Using the Present Value Function
Present value is similar to future value in that it represents the value of an investment. However, it calculates the value of money you will receive in the future from the perspective of right now. A dollar today is always worth more than a dollar tomorrow because of the interest you can earn on today’s dollar. This might not make sense right off, so let’s look at a couple of examples.
For instance, suppose you know that you will need $10,000 in five years and you want to put a chunk of money away and let it earn interest to meet that goal. You know you can get a reliable 4% return. How much money do you have to put away now for it to grow to $10,000 in five years?

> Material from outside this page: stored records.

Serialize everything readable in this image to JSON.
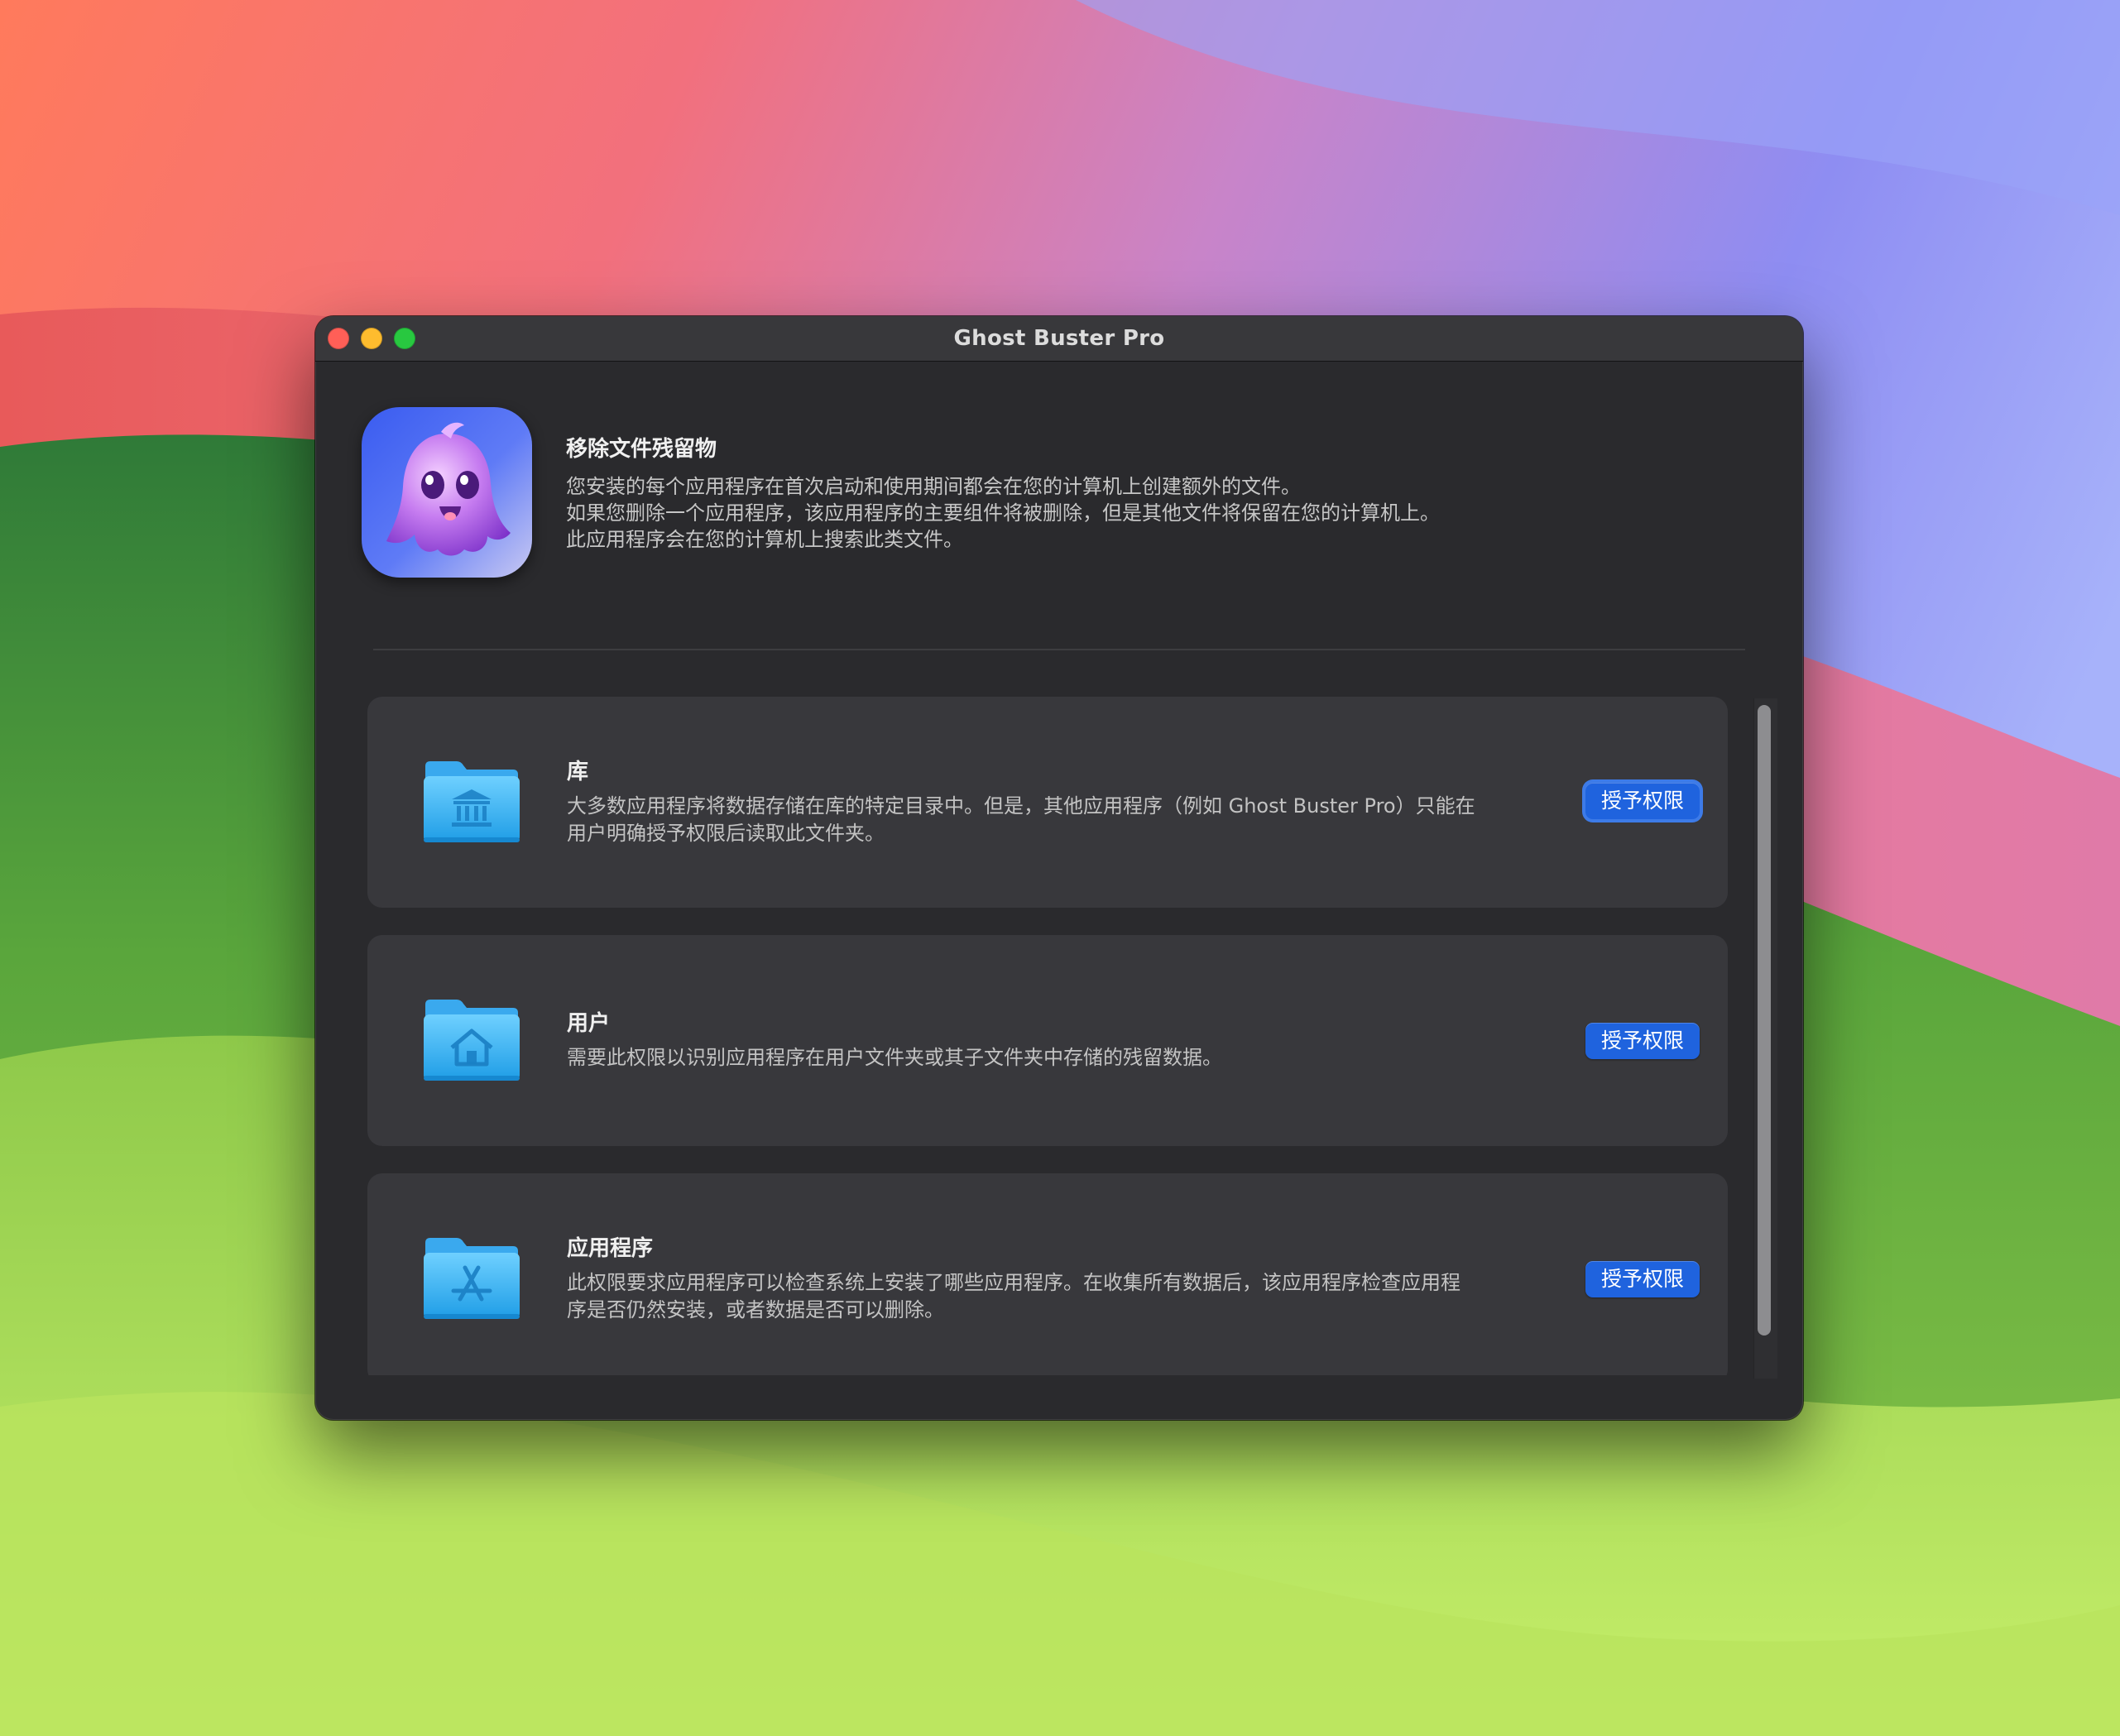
{
  "window": {
    "title": "Ghost Buster Pro"
  },
  "header": {
    "title": "移除文件残留物",
    "description_lines": [
      "您安装的每个应用程序在首次启动和使用期间都会在您的计算机上创建额外的文件。",
      "如果您删除一个应用程序，该应用程序的主要组件将被删除，但是其他文件将保留在您的计算机上。",
      "此应用程序会在您的计算机上搜索此类文件。"
    ]
  },
  "permissions": [
    {
      "title": "库",
      "icon": "library-folder-icon",
      "description_lines": [
        "大多数应用程序将数据存储在库的特定目录中。但是，其他应用程序（例如 Ghost Buster Pro）只能在",
        "用户明确授予权限后读取此文件夹。"
      ],
      "button_label": "授予权限"
    },
    {
      "title": "用户",
      "icon": "home-folder-icon",
      "description_lines": [
        "需要此权限以识别应用程序在用户文件夹或其子文件夹中存储的残留数据。"
      ],
      "button_label": "授予权限"
    },
    {
      "title": "应用程序",
      "icon": "applications-folder-icon",
      "description_lines": [
        "此权限要求应用程序可以检查系统上安装了哪些应用程序。在收集所有数据后，该应用程序检查应用程",
        "序是否仍然安装，或者数据是否可以删除。"
      ],
      "button_label": "授予权限"
    }
  ],
  "colors": {
    "accent_button": "#1f63de",
    "window_bg": "#2a2a2d",
    "card_bg": "#38383c"
  }
}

Here’s another example. Suppose your employer gives you a choice of how to take your annual bonus—either $2,300 in a lump sum now or $200 a month for the next 12 months. You could use a present value calculation to determine the present value of that $200 per month, compare it to the lump sum payment and make your decision accordingly. Simply multiplying $200 per month for a year gives you $2,400, but you cannot say that is better than $2,300 today due to interest you might earn over the next year on today’s $2,300.
As another example, you are looking to buy a new car and have decided that you can afford $290 per month payment for the next five years. Knowing the interest rate available on auto loans, you can use present value to determine the amount you will be able to borrow.
A more intuitive way to look at present value is this. Suppose you invest $X per month at Y% interest. The present value is the lump sum you would have to invest at the same rate to end up with the same total at the end of 12 months.
You use the PV function to calculate present value. The syntax is
The first three arguments are required:
rate is the interest rate per period.
nper is the number of periods.
pmt is the payment per period.
The other two arguments are optional:
fv is the future value, the balance at the end of the term, which is 0 in almost all situations. If omitted, the function assumes 0.
type is 1 if the payments are made at the start of each period, 0 or omitted if payments are made at the end of each period.
To try out the PV function, start with a blank worksheet and follow these steps:
Enter the labels Rate of return, Monthly payment, Number of months, and Present value in cells B2 through B5, in order.
Format cell C2 as percentage with two decimal places.
Format cells C3 and C5 as currency with two decimal places.
Enter the following formula in cell C5: =PV(C2/12,C4,C3).
As before, the monthly payment is entered as a negative value.
The worksheet shown in Figure 3.5 shows an example of evaluating the present value of $200 per month over 12 months assuming a 4% return. Returning to the example presented earlier, where you are offered this $200 per month or a lump sum of $2,300, you can see that the present value of these payments, assuming a 4% return, is $2,348.80. This tells you that the monthly payments are a better deal than the lump sum. If the interest rate were higher, you would see that the PV increases. Of course, if you need the money right away, that is another matter!
Figure 3.5 Using the PV function to calculate the present value of a series of payments.